# [Activity]
Spot each line in the data below containing "Staff" and copy it.

# [Website and app data records]
= = =

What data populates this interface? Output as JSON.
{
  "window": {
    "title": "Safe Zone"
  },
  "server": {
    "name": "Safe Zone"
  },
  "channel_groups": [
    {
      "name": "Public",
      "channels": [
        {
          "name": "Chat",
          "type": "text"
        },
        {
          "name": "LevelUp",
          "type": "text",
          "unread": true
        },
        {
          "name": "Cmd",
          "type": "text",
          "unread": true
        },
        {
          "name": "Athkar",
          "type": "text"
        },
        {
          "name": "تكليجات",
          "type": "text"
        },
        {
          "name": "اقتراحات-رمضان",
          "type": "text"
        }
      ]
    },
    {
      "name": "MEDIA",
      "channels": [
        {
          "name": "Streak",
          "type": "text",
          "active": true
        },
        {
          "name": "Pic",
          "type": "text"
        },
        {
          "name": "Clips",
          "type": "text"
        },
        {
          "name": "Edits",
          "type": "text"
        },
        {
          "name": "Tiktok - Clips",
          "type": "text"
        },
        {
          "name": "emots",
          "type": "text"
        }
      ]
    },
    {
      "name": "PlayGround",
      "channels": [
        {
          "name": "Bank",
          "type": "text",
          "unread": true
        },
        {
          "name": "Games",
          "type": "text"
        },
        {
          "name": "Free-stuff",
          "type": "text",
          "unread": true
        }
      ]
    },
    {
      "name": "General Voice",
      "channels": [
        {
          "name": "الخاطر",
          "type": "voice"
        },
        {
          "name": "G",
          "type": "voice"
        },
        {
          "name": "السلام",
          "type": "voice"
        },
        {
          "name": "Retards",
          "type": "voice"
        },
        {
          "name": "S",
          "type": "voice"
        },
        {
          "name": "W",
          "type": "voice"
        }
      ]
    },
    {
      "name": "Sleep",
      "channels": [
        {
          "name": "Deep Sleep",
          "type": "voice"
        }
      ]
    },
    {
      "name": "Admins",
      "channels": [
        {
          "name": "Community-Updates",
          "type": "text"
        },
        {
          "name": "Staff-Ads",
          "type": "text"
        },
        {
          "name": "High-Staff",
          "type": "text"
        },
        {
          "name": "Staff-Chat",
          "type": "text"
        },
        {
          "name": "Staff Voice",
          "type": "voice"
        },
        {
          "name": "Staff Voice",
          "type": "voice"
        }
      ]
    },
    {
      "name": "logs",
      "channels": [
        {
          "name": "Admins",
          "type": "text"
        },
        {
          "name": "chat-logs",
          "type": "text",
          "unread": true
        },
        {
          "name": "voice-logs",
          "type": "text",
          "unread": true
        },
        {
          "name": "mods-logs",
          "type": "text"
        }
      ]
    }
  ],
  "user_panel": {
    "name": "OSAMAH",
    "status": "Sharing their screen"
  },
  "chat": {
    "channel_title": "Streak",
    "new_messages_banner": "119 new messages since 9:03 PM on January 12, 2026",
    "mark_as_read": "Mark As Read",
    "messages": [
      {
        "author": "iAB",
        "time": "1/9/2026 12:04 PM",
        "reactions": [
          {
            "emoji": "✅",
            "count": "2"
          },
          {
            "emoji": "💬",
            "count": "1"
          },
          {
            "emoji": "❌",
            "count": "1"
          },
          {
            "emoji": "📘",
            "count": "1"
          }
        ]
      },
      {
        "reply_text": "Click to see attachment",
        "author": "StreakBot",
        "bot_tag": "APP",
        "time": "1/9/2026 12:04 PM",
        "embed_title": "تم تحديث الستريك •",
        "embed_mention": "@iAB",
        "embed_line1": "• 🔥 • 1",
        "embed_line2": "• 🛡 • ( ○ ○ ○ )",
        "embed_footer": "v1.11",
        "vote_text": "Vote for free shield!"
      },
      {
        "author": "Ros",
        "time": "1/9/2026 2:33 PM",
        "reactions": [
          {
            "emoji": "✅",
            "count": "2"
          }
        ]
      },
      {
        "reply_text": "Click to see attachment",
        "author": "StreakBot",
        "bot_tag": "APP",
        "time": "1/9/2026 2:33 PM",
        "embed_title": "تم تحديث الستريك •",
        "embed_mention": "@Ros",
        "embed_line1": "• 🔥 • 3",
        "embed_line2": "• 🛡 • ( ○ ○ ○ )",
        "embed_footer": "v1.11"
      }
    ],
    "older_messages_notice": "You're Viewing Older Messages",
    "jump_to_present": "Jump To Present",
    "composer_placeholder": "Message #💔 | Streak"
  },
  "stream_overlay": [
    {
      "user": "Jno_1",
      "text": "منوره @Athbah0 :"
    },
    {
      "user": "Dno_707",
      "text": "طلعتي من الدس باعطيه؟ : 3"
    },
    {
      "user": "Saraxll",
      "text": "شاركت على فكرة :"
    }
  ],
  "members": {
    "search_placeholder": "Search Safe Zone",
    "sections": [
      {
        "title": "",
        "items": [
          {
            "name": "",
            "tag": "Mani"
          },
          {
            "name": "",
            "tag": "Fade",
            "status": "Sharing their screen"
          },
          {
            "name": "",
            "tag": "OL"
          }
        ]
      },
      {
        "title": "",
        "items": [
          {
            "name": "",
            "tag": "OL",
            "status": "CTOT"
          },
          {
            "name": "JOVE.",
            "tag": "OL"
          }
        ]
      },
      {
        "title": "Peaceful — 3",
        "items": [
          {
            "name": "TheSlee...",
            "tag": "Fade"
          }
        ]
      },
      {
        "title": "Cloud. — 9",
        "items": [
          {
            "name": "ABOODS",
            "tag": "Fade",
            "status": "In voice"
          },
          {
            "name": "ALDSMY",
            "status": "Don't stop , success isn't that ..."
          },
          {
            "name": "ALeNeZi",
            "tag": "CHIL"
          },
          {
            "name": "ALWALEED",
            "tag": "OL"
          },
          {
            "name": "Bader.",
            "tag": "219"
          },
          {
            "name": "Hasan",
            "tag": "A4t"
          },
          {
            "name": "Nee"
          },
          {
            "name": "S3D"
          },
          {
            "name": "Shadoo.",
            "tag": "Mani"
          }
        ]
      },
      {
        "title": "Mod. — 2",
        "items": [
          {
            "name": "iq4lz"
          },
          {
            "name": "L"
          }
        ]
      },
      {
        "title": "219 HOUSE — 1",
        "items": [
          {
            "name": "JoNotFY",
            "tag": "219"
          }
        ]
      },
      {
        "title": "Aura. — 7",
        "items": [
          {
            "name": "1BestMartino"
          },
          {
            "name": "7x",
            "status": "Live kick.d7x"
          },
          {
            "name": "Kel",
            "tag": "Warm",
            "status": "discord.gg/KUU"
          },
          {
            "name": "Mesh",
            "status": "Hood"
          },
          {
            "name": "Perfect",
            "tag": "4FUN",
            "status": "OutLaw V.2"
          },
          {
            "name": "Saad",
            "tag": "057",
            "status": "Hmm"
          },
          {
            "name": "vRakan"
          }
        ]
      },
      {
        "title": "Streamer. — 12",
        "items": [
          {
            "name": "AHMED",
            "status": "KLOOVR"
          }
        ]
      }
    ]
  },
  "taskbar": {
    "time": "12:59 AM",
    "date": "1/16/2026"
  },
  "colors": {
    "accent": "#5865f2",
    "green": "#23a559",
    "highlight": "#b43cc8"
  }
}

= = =

# [Answer to the exercise]
          "name": "Staff-Ads",
          "name": "High-Staff",
          "name": "Staff-Chat",
          "name": "Staff Voice",
          "name": "Staff Voice",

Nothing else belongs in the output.